Teaching teachers


By Janet Barresi, State Superintendent of Public Instruction
Friday, Nov. 14, 2014

Good teachers are first good students.

Pass Plus AcademyOver the past several months and during much of the last two years, Oklahoma State Department of Education (OSDE) instructional directors have taken professional development to thousands of Oklahoma teachers and school administrators in academies, workshops and trainings held in schools and CareerTech centers throughout the state.

The outcome is teachers who have greater understanding of the state’s academic standards and a renewed focus on how to translate these standards into evidence-based activities they can share with their students. The goal is students who attain mastery of their studies and ultimately are prepared for college and career.

"I learned to be more creative in finding or making 'thinking' problems,” one elementary math teacher said after a day at a PASS-Plus Academy.

"I loved the handouts and great momentum. I left with 4 pages of notes :)," wrote another teacher.

“I had fun in this interactive workshop. I feel like I learned many methods to help my writers,” wrote another.

More than 2,500 English and math educators from across Oklahoma have taken part in the regional PASS-Plus Academies. The workshops were designed to give teachers suggestions for enhancing instructional effectiveness while modeling how to increase rigor, relevance and resources using the state’s Priority Academic Student Skills (PASS) standards.

OSDE began the academies after the passage of legislation this year requiring Oklahoma’s PreK-12 teachers to use PASS standards for English language arts and mathematics through 2016. The state will develop new and stronger academic standards to go into effect in 2016.

Also during the last few months, state science teachers have attended training on new academic standards for science, adopted by the state Legislature earlier this year. These academies have given teachers an in-depth look at the new content standards along with plenty of opportunities to practice hands-on activities they can use in their classrooms.

In September and October, secondary English, math, science and social studies teachers were invited to attend free Advanced Placement training. Math teachers learned problem-solving and Algebraic thinking. Science teachers created learner-centered classrooms. History teachers crafted historical arguments, and English teachers learned inquiry-based close reading and composition.

This is just a fraction of the work that is ongoing with the OSDE. Our instructional team is often on the road, bringing professional development opportunities close to classroom teachers across Oklahoma. All of this training is free for our educators.

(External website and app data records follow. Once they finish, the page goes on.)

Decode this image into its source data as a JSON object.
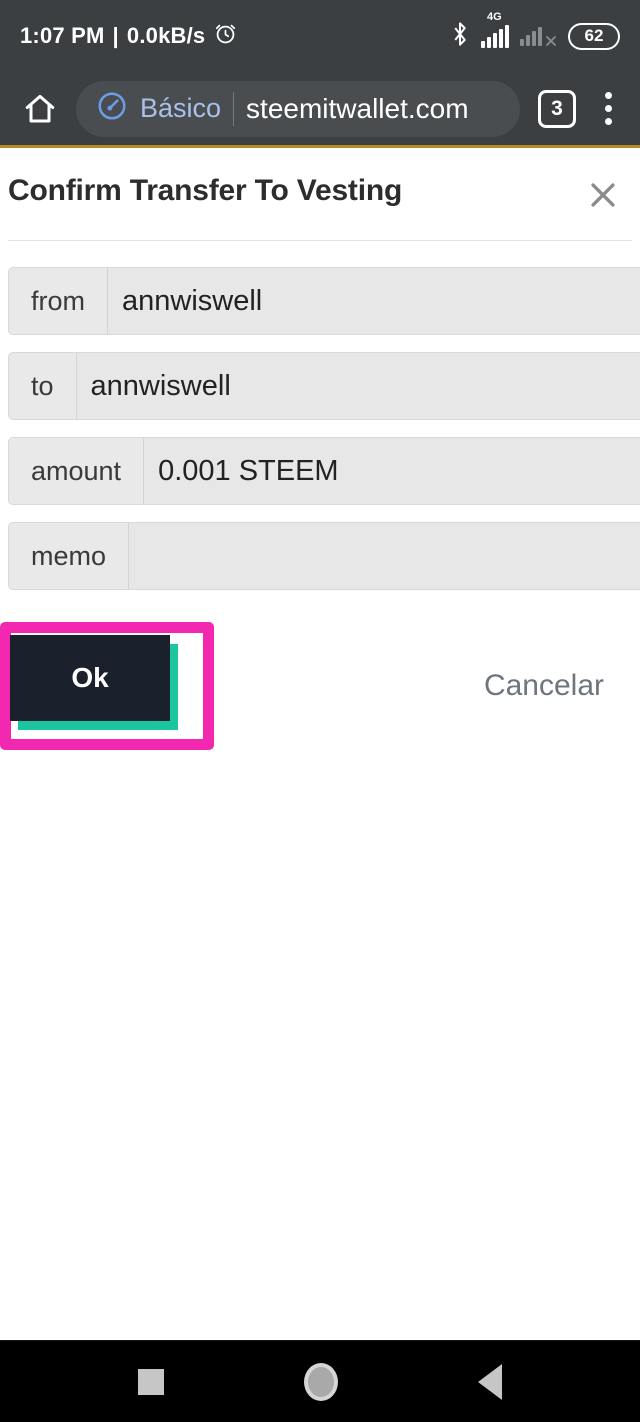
{
  "status_bar": {
    "time": "1:07 PM",
    "separator": "|",
    "network_speed": "0.0kB/s",
    "alarm_icon": "alarm-clock-icon",
    "bluetooth_icon": "bluetooth-icon",
    "signal_label": "4G",
    "battery_level": "62"
  },
  "browser": {
    "home_icon": "home-icon",
    "data_saver_icon": "speedometer-icon",
    "data_saver_label": "Básico",
    "url": "steemitwallet.com",
    "tab_count": "3",
    "overflow_icon": "overflow-menu-icon",
    "chrome_bg": "#3c3f41",
    "accent_underline": "#b58b27"
  },
  "dialog": {
    "title": "Confirm Transfer To Vesting",
    "close_icon": "close-icon",
    "fields": [
      {
        "label": "from",
        "value": "annwiswell"
      },
      {
        "label": "to",
        "value": "annwiswell"
      },
      {
        "label": "amount",
        "value": "0.001 STEEM"
      },
      {
        "label": "memo",
        "value": ""
      }
    ],
    "actions": {
      "ok_label": "Ok",
      "cancel_label": "Cancelar",
      "ok_bg": "#1a202c",
      "ok_shadow": "#1bc5a0",
      "highlight_color": "#f229b0",
      "cancel_color": "#6e757c"
    }
  },
  "nav_bar": {
    "recents_icon": "square-recents-icon",
    "home_icon": "circle-home-icon",
    "back_icon": "triangle-back-icon"
  }
}
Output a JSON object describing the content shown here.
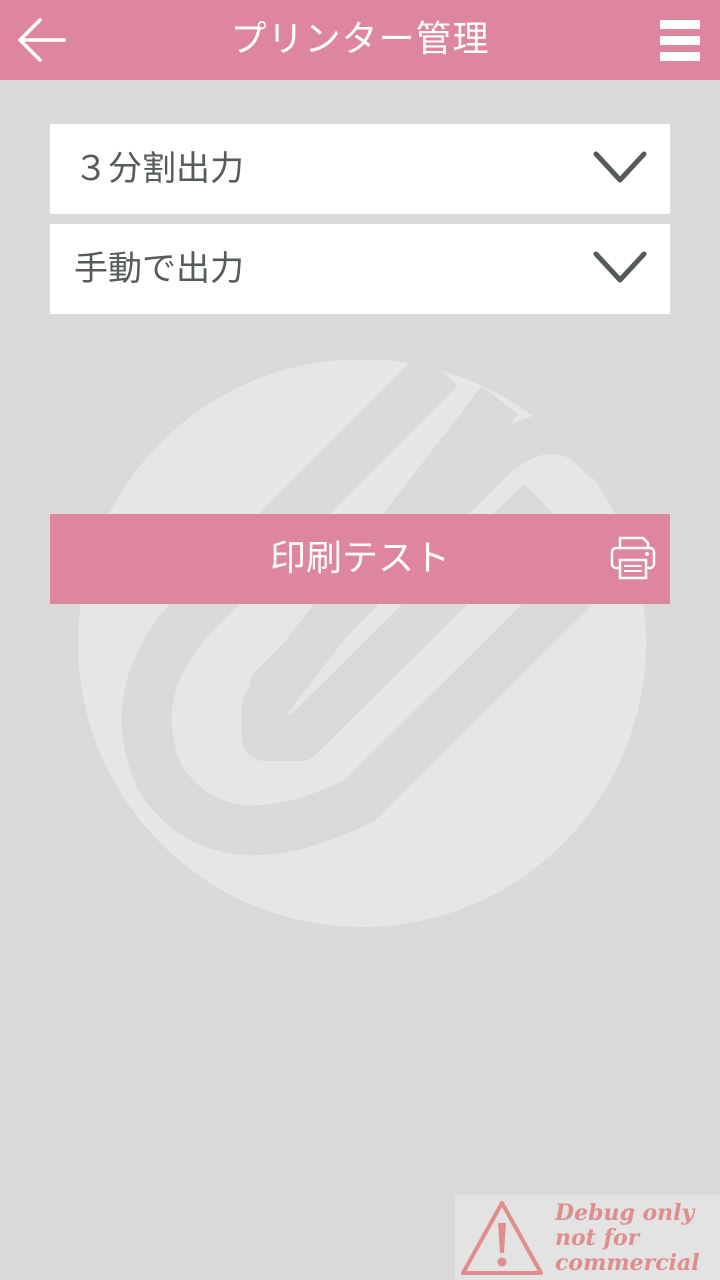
{
  "header": {
    "title": "プリンター管理",
    "back_icon": "arrow-left-icon",
    "menu_icon": "hamburger-menu-icon"
  },
  "selects": [
    {
      "value": "３分割出力",
      "icon": "chevron-down-icon"
    },
    {
      "value": "手動で出力",
      "icon": "chevron-down-icon"
    }
  ],
  "print_test": {
    "label": "印刷テスト",
    "icon": "printer-icon"
  },
  "debug_badge": {
    "line1": "Debug  only",
    "line2": "not for",
    "line3": "commercial",
    "icon": "warning-icon"
  },
  "colors": {
    "accent": "#de869e",
    "background": "#dadada",
    "card": "#ffffff",
    "text": "#555a5a",
    "watermark": "#e6e6e6",
    "debug_text": "#e08d8d"
  }
}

The number of teachers who have taken part encourages us, and we are thrilled with their positive feedback.

 

-Janet

 

 

 

 

Last updated on November 14, 2014